Plaintiffs do not contest that they received adequate due process prior to the issuance of their eviction orders and had ample notice that they would be evicted. Plaintiffs did not articulate what process should have been due during their evictions that was not available before or after, and only alleged an abstracted interest in the right to demand certain property during an eviction. The injury plaintiffs allege is not constitutionally cognizable and therefore does not rise to the level of a 1983 violation. See Garcia v. Reeves County Texas, 32 F.3d 200, 202-03; Arnaud v. Odom, 870 F.2d 304, 309 (5th Cir. 1989). Plaintiffs' 1983 claims are barred because they had adequate state law post-deprivation remedies available to them both under the Texas Property Code ( 24.0062 (i)) and in tort. See Murphy v. Collins, 26 F.3d 541, 543 (5th Cir. 1994).

We find that plaintiffs failed to make out a 1983 claim, and agree with the district court's conclusion that plaintiffs failed to establish a prima facie case on their state law claims. We affirm the grant of summary judgment. Because the district court does not appear to have abused its discretion in denying Seymour's motion for sanctions, see Childs v. State Farm Mut. Auto Ins. Co., 29 F.3d 1018, 1023 (5th Cir. 1994), we also affirm the denial of sanctions.


A forcible detainer under Texas law is a kind of eviction suit: it is an action at law that can be used by a landlord to secure possession from a tenant in default of a lease agreement.

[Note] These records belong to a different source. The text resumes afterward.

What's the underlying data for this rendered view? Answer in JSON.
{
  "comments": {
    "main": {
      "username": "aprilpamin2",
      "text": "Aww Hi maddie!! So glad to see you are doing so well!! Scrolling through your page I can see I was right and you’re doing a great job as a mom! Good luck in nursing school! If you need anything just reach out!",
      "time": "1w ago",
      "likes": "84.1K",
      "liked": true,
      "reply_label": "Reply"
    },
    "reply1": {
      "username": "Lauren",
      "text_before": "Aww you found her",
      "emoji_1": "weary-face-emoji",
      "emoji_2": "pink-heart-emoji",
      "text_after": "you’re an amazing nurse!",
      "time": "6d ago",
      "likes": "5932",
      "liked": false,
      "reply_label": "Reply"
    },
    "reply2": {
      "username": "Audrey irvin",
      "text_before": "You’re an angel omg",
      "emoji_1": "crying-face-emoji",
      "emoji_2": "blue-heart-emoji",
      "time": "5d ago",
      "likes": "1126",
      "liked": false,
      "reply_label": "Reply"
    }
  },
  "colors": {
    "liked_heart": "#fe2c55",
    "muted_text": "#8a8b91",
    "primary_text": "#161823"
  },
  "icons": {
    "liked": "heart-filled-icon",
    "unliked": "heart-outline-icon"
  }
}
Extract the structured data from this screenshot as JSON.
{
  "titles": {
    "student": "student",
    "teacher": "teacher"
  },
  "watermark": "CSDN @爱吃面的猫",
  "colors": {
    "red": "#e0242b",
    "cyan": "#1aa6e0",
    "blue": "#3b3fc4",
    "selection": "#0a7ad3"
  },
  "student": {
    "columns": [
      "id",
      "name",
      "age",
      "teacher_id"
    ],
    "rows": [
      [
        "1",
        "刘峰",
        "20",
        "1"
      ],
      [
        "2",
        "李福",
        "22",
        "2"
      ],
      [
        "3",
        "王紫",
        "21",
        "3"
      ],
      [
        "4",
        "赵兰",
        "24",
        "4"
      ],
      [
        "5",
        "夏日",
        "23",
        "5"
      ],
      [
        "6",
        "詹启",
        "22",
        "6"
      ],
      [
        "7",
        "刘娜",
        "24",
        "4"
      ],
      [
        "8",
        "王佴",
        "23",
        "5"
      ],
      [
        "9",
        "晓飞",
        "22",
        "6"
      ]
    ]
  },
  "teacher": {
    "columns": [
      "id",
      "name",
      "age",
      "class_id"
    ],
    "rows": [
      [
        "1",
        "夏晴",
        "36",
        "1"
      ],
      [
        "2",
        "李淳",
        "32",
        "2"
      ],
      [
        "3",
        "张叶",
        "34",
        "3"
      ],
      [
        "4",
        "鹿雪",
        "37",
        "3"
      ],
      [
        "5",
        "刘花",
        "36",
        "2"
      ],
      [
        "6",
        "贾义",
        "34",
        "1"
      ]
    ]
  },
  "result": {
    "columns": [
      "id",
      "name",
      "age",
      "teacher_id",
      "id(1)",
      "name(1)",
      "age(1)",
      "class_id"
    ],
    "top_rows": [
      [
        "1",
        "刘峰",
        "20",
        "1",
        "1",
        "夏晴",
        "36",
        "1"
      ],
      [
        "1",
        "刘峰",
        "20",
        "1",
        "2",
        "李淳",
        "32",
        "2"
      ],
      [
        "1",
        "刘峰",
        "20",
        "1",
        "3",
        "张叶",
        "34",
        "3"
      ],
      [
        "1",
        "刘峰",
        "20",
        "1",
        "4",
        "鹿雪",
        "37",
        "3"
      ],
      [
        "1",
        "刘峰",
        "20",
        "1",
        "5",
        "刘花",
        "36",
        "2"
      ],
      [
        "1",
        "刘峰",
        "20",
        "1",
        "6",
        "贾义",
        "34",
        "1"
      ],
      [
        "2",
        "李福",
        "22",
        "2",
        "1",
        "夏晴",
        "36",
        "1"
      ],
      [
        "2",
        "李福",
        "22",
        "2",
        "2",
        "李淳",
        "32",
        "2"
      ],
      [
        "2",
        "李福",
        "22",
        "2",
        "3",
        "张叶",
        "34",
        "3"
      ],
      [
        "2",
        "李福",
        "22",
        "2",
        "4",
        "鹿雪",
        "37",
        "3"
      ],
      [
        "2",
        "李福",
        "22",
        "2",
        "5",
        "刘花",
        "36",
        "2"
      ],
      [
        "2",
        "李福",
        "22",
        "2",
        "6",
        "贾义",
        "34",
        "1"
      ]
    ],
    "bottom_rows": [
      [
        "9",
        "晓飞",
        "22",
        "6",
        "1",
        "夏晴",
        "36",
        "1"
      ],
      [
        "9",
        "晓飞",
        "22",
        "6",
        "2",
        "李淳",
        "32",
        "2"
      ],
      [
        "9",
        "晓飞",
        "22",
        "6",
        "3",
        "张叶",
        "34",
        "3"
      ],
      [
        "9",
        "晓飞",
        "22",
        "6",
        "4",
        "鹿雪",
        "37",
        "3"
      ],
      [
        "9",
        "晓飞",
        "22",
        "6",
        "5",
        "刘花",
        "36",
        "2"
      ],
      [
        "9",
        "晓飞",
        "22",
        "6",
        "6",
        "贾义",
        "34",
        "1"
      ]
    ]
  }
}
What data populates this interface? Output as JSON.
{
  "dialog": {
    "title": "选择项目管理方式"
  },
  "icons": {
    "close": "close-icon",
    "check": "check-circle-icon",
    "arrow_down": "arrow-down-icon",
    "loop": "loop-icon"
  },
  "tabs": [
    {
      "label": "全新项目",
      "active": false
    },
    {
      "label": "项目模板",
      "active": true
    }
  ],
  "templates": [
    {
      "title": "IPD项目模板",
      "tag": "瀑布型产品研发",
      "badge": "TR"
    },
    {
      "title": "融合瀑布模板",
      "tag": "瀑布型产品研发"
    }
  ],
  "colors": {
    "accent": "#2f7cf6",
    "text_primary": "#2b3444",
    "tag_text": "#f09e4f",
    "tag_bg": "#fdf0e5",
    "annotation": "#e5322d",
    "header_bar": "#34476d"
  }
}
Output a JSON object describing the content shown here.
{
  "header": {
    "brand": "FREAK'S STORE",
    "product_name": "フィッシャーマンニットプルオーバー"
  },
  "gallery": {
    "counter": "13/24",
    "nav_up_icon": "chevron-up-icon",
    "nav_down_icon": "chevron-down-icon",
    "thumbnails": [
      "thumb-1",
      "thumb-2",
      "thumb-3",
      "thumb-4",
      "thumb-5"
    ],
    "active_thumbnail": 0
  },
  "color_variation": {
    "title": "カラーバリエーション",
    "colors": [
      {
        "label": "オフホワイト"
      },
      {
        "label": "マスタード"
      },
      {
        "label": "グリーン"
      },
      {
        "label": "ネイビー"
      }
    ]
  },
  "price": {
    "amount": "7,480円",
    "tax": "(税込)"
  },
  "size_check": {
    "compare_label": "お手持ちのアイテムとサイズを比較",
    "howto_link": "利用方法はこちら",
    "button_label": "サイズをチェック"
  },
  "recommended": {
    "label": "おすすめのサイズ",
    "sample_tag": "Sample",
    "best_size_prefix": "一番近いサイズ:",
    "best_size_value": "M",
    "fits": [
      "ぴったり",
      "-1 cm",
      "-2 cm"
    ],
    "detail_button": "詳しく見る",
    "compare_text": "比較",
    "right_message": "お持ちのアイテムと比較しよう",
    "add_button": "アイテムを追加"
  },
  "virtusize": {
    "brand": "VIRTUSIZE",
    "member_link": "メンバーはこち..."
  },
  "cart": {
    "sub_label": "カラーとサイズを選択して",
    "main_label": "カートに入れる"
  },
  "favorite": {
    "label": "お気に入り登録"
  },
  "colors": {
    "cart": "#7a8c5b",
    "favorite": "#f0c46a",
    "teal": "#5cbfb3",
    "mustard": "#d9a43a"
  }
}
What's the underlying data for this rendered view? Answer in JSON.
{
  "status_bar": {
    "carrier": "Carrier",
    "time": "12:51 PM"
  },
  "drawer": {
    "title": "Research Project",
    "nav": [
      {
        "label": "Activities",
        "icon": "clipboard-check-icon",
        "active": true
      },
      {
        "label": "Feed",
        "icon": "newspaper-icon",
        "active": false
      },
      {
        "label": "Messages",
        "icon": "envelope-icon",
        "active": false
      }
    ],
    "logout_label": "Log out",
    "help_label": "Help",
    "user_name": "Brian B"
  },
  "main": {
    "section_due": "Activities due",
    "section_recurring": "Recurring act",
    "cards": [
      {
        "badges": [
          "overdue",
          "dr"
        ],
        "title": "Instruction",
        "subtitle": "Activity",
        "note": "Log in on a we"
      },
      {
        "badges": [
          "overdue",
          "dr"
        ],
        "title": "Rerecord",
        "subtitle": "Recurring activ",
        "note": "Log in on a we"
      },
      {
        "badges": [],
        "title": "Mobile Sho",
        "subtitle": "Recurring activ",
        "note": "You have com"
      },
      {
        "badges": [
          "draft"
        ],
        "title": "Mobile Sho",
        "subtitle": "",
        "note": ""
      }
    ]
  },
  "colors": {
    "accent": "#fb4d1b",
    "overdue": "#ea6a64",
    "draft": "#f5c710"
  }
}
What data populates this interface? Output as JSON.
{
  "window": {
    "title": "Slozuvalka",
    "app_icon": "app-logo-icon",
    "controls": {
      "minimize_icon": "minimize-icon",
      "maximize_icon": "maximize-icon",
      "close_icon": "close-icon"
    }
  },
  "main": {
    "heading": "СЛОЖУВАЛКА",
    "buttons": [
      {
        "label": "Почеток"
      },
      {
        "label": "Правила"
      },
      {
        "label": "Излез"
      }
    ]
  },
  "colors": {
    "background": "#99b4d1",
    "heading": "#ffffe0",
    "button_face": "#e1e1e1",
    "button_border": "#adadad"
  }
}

See TEX. PROP. CODE 24.001, 24.002, and 24.004; Caro v. Housing Auth. of City of Austin, 794 S.W.2d 901 (App. 3 Dist. 1990) (writ denied). Jurisdiction over the action is in the justice courts, See TEX. PROP. CODE 24.004; Goggins v. Leo, 849 S.W.2d 373 (Tex. App. Houston 14th Cir. 1993), with appeal to the county courts. See Tex. R. Civ. P. 749. Appeal of the county court judgment may be had where the premises in question are used for residential purposes only. See TEX. PROP. CODE 24.007.

A tenant/defendant in a forcible detainer action in justice court is entitled to notice to vacate before the landlord may file suit. See TEX. PROP. CODE 24.005. Once filed, a forcible detainer action is subject to the general rules of procedure in the justice courts, including those requiring notice and service of process. See Tex. R. Civ. P. 743; Criswell v. Southwestern Fidelity Life Ins. Co., 373 S.W.2d 893 (Tex. Civ. App. Houston 1963). The parties are entitled to trial by jury upon demand and payment of a fee, see Tex. R. Civ. P. 744, or, if no jury is demanded, a bench trial. See Tex. R. Civ. P. 747. Upon judgment or verdict in favor of the plaintiff, the landlord is entitled to a writ of possession which cannot become final absent a possession bond before six days after judgment has been rendered. See TEX. PROP. CODE 24.0061. Execution of the writ of possession is contingent upon compliance with procedures contained in 24.0061 including adequate posting of notice. In the instant case, all plaintiffs received adverse judgments in forcible detainer actions. No appeals were taken and the writs of possession against them became final.